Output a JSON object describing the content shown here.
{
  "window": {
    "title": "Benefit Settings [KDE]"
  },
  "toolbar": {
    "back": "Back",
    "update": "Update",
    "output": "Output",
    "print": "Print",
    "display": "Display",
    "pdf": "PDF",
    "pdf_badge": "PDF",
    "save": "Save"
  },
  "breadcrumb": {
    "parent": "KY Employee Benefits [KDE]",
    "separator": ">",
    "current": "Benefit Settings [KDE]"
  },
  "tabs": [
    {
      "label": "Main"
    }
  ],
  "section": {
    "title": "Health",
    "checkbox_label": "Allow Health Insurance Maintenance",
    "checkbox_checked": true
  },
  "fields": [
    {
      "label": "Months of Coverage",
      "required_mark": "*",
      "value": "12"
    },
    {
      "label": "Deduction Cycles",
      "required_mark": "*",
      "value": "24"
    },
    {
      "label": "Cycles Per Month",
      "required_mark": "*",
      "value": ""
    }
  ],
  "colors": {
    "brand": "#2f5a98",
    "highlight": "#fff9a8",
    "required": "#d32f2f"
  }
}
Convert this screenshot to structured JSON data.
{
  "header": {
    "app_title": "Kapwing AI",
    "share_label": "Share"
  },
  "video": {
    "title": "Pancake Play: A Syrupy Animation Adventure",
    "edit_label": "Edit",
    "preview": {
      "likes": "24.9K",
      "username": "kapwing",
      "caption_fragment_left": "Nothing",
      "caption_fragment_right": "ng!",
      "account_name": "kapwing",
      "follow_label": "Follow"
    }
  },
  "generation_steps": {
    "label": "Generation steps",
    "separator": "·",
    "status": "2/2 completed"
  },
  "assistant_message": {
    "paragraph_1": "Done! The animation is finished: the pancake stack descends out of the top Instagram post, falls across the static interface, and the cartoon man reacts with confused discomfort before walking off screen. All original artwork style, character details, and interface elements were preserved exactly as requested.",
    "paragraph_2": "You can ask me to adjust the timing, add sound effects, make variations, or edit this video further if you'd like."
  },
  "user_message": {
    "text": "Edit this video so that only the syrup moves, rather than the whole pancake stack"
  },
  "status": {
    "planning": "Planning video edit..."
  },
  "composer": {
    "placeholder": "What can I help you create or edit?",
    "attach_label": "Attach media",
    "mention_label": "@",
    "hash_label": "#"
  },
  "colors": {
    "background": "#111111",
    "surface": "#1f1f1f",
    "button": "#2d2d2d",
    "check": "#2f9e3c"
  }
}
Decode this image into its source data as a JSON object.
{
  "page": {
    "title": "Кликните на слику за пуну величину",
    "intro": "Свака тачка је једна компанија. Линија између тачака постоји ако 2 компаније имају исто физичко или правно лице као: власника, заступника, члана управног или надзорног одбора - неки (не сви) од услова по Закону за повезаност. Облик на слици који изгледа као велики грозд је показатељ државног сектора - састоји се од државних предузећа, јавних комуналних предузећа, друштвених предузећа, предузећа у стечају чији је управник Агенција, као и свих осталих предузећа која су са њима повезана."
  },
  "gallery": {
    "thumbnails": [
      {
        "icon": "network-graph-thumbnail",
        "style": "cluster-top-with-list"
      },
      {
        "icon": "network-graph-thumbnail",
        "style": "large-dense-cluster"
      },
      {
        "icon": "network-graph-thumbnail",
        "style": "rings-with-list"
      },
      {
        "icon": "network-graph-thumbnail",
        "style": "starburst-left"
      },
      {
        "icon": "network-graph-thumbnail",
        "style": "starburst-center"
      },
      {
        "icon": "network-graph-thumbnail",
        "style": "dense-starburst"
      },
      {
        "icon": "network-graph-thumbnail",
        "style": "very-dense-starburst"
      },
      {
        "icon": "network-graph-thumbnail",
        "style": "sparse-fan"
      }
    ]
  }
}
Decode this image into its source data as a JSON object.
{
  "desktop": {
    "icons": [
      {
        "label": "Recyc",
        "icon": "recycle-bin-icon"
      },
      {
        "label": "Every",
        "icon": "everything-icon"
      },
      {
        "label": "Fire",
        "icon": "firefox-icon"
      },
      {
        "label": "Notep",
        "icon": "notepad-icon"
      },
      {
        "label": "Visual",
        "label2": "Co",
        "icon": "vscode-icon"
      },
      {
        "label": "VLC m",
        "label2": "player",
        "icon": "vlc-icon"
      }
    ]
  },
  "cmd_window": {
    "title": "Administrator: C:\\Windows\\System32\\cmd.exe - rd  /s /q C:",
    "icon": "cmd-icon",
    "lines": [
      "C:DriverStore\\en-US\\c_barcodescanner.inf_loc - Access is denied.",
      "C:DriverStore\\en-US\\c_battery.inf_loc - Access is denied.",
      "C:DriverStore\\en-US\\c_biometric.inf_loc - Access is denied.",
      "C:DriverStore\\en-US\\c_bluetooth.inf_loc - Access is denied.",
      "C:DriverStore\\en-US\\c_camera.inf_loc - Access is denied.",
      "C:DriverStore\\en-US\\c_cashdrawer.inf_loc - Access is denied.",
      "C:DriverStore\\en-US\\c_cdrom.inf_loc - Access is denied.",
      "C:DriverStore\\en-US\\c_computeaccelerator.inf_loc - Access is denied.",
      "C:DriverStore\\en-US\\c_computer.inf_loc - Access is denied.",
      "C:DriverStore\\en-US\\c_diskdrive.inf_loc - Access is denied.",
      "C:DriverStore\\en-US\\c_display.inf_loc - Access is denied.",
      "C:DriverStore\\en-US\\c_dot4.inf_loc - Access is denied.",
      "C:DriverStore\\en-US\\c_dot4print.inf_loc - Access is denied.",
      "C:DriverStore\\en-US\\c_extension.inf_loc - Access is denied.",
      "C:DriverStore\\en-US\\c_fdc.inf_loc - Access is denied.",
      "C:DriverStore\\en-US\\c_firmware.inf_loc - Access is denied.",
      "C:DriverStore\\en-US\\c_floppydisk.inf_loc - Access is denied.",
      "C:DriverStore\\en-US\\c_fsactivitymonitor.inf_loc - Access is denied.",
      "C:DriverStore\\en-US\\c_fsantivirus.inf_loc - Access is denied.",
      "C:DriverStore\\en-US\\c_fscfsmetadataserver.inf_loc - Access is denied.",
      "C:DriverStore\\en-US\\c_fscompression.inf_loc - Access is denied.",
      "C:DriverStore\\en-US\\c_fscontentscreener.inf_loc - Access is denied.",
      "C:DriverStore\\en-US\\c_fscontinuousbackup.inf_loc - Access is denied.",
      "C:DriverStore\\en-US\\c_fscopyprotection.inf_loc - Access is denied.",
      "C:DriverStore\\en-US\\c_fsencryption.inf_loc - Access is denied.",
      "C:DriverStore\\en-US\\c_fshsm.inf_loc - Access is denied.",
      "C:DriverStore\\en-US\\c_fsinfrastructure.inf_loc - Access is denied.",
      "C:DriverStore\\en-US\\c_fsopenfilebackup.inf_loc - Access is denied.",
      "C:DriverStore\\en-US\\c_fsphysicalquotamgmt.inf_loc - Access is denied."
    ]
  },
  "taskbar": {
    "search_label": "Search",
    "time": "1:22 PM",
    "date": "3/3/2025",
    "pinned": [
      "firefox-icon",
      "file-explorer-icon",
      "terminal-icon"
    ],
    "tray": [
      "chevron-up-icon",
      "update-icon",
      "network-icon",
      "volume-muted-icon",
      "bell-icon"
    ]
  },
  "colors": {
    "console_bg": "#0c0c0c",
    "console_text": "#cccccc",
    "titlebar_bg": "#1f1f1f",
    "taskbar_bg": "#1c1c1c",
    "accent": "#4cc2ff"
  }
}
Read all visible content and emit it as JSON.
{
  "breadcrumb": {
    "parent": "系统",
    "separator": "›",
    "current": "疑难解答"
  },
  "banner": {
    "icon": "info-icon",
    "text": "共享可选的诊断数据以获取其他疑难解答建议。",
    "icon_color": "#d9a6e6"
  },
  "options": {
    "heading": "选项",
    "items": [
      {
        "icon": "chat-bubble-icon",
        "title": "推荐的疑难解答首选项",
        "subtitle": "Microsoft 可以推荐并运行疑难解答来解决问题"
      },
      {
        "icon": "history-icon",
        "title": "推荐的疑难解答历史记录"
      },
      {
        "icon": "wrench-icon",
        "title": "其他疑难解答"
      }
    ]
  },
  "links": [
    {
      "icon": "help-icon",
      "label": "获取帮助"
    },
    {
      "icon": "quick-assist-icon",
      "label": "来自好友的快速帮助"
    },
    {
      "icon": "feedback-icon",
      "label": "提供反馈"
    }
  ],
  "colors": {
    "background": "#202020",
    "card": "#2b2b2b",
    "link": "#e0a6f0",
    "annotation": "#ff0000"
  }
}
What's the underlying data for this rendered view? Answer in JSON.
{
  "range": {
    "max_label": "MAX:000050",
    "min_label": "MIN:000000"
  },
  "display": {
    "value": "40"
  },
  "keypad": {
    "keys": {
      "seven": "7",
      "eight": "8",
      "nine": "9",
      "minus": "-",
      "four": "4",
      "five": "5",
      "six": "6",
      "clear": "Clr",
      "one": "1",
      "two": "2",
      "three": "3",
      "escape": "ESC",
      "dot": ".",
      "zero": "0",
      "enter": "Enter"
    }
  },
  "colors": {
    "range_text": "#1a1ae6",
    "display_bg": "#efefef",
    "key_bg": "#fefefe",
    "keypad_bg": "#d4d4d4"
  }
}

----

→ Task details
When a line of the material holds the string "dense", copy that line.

→ Final answer
        "style": "large-dense-cluster"
        "style": "dense-starburst"
        "style": "very-dense-starburst"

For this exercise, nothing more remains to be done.